Center for Applied Neuroscience


Project: Bilingualism and Bi-dialectalism

Acronym: NeuroBid

There is a widespread impression in Western societies that monolingualism is the norm, but in fact most people function in multilingual and/or bi-dialectal settings. In Europe, an EU Commission report in 2012 indicated that 54% of the population can functionally use a second language and a quarter is able to speak more than two. Equally, the European sociolinguistic landscape suggests that bi-dialectals –that is, speakers of two closely related linguistic varieties, known as dialects- exist across Europe (e.g. in Belgium with speakers of West Flemish and Dutch, and in Switzerland with speakers of High and Swiss German). Recently, research on the cognitive effects of bilingualism has seen a steep increase, reflecting an awareness that findings with monolinguals do not apply to a substantial portion of the world population and that the mind and brain possibly function differently in bilinguals. Relative to bilingualism, however, bi-dialectalism has so far received little research attention (at least from a comparative perspective that contrasts bi-dialectals’ neuro-cognitive profile to that of monolinguals and bilinguals).

The two-year project NeuroBid led by Dr.Kyriacos Antoniou in collaboration with As.Prof. Georgios Spanoudes, is the first research study to focus on bi-dialectalism by taking a comparative perspective and by comprehensively examining a specific cognitive system, executive control, at both the neural and the cognitive level. It aims to achieve this goal by comparing bilinguals’ and bi-dialectals’ cognitive functioning to that of monolinguals using both behavioural (accuracy scores, reaction times) and psychophysiological (Event-Related Potentials) measures. Τhis way, Neurobid will contribute to a better understanding of bi-dialectalism and will also answer important questions in the cognitive research on bilingualism (e.g. whether the language similarity between bilinguals’ languages modulates the cognitive effects of bilingualism and which aspects of the executive control system, if any, are affected by bilingualism).
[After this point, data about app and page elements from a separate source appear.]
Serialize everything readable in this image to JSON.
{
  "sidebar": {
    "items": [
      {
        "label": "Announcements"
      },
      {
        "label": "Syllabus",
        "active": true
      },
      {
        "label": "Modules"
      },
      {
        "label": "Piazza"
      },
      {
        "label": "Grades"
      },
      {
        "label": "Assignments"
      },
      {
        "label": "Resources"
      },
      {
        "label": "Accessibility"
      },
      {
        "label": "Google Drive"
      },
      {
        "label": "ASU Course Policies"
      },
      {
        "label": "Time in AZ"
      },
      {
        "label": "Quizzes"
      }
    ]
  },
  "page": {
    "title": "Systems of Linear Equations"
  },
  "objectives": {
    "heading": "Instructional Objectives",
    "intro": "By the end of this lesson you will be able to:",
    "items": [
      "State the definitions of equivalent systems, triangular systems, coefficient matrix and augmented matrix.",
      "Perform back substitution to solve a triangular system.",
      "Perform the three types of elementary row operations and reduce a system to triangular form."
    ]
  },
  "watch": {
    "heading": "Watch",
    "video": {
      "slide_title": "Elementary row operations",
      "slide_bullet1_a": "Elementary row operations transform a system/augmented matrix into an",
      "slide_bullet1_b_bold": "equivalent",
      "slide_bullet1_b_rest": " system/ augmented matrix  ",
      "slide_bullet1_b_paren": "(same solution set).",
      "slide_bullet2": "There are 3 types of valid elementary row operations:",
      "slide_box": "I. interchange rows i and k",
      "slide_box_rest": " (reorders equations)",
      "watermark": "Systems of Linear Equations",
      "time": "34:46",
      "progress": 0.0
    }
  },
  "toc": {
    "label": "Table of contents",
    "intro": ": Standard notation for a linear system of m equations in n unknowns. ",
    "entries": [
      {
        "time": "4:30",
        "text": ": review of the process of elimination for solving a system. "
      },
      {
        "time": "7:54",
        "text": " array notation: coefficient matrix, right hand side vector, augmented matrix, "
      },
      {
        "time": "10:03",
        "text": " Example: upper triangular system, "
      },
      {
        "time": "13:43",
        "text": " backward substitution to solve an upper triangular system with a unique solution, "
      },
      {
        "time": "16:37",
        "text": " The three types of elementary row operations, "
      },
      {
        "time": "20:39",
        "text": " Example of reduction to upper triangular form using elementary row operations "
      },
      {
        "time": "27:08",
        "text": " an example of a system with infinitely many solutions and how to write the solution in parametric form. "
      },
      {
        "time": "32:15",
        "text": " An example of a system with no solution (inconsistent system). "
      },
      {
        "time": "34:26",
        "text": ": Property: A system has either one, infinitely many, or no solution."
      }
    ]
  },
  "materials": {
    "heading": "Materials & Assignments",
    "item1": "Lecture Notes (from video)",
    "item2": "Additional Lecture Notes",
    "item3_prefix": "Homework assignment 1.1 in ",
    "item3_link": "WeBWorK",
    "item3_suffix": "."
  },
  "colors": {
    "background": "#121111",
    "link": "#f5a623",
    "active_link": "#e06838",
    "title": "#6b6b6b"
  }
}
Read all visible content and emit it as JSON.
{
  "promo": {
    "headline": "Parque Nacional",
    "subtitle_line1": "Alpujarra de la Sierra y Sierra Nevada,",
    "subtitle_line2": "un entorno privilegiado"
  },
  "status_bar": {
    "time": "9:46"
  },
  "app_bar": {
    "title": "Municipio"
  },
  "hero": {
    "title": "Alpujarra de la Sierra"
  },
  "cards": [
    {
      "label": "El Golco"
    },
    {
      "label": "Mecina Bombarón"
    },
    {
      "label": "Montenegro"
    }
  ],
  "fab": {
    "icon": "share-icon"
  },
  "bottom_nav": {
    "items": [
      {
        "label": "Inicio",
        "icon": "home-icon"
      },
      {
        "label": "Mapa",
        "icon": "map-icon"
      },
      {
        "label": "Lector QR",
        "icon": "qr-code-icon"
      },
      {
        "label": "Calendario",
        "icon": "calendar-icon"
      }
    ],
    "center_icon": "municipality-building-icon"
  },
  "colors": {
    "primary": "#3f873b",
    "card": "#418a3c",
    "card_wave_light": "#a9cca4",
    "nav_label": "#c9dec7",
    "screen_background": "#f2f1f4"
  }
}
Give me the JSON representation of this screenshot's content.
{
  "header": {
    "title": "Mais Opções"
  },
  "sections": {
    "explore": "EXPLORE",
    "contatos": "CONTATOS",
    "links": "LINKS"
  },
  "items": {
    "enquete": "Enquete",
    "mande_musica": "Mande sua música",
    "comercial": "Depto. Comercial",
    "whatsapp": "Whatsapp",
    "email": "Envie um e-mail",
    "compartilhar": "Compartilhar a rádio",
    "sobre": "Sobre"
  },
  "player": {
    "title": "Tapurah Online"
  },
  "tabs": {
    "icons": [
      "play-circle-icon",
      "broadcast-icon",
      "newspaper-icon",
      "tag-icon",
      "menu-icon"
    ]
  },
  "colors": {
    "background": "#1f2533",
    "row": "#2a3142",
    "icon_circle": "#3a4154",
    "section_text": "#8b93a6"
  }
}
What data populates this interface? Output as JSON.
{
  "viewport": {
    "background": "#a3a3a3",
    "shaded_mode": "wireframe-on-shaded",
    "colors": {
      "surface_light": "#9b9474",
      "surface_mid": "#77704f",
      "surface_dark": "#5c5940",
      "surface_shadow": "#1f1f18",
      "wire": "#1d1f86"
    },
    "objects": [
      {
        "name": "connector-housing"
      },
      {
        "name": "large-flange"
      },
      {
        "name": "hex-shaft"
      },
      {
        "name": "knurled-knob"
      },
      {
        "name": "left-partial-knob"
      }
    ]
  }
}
The project started in March 2018 and is supported financially by the European Union’s Framework Programme, Horizon 2020 with a Marie Skłodowska-Curie Individual Fellowship.

For more information about the project, follow the official project’s website and the project’s facebook page.